Citation: Arena P, Bucolo M, Buscarino A, Fortuna L and Frasca M (2021) Reviewing Bioinspired Technologies for Future Trends: A Complex Systems Point of View. *Front. Phys.* 9:750090. doi: 10.3389/fphy.2021.750090

Received: 30 July 2021; Accepted: 23 September 2021;

Published: 13 October 2021.

Edited by:

Matjaž Perc, University of Maribor, SloveniaReviewed by:

Chunbiao Li, Nanjing University of Information Science and Technology, ChinaRiccardo Meucci, Istituto Nazionale di Ottica (CNR), Italy

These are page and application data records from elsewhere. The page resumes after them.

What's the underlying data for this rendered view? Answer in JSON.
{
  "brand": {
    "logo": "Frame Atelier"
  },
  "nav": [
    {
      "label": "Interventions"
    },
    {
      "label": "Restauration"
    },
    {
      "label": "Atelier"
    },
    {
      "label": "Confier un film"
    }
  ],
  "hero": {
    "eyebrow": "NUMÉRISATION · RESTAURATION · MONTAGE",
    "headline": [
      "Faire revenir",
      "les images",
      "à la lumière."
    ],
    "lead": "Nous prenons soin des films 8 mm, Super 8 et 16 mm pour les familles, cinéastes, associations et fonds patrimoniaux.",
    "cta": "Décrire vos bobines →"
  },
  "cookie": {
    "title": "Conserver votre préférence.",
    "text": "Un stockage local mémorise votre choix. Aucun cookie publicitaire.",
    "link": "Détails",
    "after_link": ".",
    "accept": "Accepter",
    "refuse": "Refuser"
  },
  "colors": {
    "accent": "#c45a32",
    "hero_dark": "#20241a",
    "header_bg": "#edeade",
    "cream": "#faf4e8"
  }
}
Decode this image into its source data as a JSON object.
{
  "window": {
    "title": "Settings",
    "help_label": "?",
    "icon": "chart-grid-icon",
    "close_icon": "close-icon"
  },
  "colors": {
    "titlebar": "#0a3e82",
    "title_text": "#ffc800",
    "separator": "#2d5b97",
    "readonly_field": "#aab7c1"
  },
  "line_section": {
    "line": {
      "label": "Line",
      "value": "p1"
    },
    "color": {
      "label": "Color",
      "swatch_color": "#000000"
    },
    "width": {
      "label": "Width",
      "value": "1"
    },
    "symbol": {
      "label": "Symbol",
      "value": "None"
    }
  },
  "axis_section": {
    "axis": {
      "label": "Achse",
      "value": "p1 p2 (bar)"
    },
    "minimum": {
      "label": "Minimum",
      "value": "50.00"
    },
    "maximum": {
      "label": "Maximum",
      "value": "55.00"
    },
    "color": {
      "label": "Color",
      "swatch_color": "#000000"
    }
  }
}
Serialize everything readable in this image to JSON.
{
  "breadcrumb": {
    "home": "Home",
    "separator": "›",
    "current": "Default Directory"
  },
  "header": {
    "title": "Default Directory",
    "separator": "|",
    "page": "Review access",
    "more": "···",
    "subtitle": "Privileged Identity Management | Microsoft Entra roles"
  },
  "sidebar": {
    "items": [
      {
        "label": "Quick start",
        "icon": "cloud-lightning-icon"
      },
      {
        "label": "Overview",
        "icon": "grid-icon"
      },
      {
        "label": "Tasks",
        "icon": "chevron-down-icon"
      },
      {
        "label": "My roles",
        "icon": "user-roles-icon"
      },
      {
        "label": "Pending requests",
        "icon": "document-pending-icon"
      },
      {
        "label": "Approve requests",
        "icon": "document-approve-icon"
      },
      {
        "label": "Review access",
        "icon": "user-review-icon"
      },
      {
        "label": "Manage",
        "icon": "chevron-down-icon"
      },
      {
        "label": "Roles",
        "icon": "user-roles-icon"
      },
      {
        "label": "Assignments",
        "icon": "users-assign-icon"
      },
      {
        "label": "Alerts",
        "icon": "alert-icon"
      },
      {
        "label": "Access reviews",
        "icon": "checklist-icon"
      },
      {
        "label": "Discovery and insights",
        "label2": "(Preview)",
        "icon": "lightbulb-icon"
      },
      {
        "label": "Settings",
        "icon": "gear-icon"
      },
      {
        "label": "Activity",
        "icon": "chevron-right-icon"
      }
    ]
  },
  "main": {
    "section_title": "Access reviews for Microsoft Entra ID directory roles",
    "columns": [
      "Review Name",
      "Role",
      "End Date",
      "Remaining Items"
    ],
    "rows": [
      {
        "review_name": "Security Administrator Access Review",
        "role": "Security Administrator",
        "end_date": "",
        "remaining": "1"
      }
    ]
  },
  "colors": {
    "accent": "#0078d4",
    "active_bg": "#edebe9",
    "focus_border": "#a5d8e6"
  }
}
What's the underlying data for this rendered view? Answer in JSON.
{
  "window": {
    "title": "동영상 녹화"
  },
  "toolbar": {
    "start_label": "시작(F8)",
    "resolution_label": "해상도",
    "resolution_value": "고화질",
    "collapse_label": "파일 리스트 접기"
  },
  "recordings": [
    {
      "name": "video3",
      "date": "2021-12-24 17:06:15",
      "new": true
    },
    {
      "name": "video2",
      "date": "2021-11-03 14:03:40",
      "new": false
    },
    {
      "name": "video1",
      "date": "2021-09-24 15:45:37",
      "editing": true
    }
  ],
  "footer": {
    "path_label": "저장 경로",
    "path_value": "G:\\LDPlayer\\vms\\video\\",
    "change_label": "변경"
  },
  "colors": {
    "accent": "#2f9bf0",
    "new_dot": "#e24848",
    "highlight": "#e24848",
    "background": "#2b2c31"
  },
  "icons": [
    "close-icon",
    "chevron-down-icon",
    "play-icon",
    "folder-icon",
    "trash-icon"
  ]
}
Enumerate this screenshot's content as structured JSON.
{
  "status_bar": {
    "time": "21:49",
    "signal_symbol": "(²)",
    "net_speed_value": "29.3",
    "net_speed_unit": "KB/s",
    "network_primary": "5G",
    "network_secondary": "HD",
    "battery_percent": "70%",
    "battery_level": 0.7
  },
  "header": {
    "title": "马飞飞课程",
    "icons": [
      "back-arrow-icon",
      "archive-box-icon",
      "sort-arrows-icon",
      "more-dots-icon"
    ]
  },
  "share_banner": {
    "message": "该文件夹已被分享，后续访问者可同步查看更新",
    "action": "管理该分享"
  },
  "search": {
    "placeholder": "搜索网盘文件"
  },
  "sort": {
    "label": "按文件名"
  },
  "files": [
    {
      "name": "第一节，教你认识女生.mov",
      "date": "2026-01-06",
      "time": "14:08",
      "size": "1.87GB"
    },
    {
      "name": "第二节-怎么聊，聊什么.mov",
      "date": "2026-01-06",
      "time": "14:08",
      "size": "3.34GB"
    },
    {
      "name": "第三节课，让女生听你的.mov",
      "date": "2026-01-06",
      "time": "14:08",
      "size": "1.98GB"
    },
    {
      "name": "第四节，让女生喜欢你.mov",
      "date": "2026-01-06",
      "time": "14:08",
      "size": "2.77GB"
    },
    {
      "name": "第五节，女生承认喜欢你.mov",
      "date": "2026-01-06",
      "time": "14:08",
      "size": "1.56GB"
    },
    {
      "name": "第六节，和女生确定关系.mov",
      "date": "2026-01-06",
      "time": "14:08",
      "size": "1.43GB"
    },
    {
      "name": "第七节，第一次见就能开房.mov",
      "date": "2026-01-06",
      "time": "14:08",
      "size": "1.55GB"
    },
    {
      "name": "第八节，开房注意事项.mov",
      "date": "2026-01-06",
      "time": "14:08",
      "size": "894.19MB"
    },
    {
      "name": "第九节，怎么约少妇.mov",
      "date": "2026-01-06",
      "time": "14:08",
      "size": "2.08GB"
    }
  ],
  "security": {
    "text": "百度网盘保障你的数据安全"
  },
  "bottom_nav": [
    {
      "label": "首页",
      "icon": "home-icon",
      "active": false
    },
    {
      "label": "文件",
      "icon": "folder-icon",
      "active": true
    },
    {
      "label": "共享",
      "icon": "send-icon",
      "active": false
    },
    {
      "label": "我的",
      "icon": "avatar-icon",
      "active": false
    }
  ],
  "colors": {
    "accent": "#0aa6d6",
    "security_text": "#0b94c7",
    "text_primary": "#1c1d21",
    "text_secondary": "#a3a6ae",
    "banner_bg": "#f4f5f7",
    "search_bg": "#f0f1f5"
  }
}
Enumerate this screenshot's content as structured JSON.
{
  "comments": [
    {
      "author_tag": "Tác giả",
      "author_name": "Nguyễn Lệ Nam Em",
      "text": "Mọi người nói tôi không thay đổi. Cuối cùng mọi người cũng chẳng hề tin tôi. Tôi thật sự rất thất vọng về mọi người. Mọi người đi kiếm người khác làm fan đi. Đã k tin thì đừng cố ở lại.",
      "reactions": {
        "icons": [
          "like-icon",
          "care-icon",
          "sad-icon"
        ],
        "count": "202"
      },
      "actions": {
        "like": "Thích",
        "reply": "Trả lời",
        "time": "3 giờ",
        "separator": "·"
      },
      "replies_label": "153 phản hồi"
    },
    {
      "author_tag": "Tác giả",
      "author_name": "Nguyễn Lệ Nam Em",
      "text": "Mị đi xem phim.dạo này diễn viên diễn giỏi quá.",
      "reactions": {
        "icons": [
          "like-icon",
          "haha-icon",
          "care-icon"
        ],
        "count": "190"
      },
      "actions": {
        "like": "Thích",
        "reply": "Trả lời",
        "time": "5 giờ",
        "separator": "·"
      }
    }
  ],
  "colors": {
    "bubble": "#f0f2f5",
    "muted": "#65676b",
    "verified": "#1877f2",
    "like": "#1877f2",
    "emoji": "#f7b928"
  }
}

Copyright © 2021 Arena, Bucolo, Buscarino, Fortuna and Frasca. This is an open-access article distributed under the terms of the Creative Commons Attribution License (CC BY). The use, distribution or reproduction in other forums is permitted, provided the original author(s) and the copyright owner(s) are credited and that the original publication in this journal is cited, in accordance with accepted academic practice. No use, distribution or reproduction is permitted which does not comply with these terms.

*Correspondence: Arturo Buscarino, arturo.buscarino@unict.it